This is what imagination does when professionals aim at solving problems rather than designing to meet the stinking opulence and taste of the rich. Architects should be courageous enough to extend the frontiers of imagination. Architects and artists are the closest expressions of God’s gift of imagination because all the wonderful designs exist in their heads before we finally see them. They are dreamers and therefore our squalor should be considered an indictment on their ability or inability to dream and dream big.
What do architects have to say about how to end homelessness? Of course, as a social problem, homelessness will probably never end. The real challenge is how to revolutionalise the concept of habitation and dignity to make it work in favour of the poor. You should be the ones to help us provide housing or shelter for our people at the cheapest cost and based on what we can afford locally. Our poor people cannot continue to wait for Dangote or to decide their fate on whether they will have a roof over their heads.
Must the future of shelter among our people depend on cement, fans and air conditioners which we do not produce? Architects should unleash their creative imagination to help our nation find solutions to the problems of homelessness. To do this, a new generation of architects must be ready to break the mould.

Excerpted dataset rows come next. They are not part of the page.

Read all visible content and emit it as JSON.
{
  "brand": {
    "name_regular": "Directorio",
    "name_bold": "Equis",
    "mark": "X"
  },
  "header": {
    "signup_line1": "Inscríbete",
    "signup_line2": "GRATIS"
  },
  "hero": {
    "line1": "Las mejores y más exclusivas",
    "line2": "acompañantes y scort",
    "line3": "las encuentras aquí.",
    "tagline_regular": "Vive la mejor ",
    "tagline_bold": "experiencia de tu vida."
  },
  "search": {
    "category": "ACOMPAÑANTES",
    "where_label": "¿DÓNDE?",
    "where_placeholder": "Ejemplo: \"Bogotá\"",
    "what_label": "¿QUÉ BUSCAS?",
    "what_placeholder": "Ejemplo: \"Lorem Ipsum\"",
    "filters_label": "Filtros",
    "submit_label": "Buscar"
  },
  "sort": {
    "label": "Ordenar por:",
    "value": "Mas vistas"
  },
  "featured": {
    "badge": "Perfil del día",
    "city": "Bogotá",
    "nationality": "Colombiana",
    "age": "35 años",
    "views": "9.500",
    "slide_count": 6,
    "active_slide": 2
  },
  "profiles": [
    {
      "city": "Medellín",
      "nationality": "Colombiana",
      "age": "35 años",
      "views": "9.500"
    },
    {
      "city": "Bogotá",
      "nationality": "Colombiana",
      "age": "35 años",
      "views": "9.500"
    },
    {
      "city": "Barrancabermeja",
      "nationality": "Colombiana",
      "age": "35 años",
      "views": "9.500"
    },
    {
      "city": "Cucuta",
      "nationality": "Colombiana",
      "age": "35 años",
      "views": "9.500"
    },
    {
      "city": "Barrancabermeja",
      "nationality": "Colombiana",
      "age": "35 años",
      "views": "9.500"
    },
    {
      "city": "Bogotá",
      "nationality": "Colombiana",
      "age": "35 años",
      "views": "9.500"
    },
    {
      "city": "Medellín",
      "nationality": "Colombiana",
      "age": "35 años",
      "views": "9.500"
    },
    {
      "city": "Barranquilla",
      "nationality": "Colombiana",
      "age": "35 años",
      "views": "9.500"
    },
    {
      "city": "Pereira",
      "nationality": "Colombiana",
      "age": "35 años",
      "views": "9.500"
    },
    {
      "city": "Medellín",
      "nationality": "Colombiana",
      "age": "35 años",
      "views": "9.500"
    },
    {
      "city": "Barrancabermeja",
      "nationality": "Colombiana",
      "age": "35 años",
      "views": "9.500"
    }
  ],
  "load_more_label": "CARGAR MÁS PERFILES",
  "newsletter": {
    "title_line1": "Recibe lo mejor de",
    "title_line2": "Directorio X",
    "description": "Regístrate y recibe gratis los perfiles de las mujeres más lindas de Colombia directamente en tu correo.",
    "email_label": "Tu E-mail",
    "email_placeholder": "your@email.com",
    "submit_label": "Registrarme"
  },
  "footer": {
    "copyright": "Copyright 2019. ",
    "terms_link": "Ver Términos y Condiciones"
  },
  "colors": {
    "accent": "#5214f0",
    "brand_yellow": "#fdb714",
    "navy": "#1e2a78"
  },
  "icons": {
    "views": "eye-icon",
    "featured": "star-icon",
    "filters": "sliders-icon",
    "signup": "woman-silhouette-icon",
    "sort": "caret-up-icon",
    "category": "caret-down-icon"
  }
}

Finally, I repeat what I said: the issue of homelessness is a serious indictment on our leadership. It is a direct byproduct of the greed of those who have custody of our commonwealth. While they live in mansions and their children who have contributed nothing to the country, drive exotic cars and travel the world in private jets with our collective resources. Homelessness should prick our conscience. For how can a country, so well endowed live with so much squalor? We will always have the homeless with us, but, we can do more to make shelter more accessible without subjecting our people to shylocks who continue to exploit them through dubious promises of cheap housing and shelter.
The Holy Father, Pope Francis has spoken out most eloquently against creeping inequalities arising from the unregulated economic environment where the markets continue to play god. He has called attention to what he calls the throwaway culture which has made even human beings disposable.
Today, the Atlantic Ocean has become the burial ground of the generation of tomorrow. The architects cannot solve our problems alone, but they can offer us a starting point. As the saying goes, if you only look at the size, eating an elephant seems an impossible task. However, all you need is to take the first bite. It may take almost forever, but you would have started.
Similarly, we may not end homelessness in one generation, but we can start with one courageous step in the right direction. I remember the lyrics of John Lennon’s Imagine. He says:
You may say I’m a dreamer
But I’m not the only one
I hope someday you’ll join us
And the world will be as one
Imagine no possessions
I wonder if you can
No need for greed or hunger
A brotherhood of man
Imagine all the people
Sharing all the world.
Being keynote address by Bishop Matthew Hassan Kukah, Bishop of the Catholic Diocese of Sokoto, at the Lagos 8.0 Conference by the Nigerian Institute of Architects (Lagos Chapter), on May 11, 2017.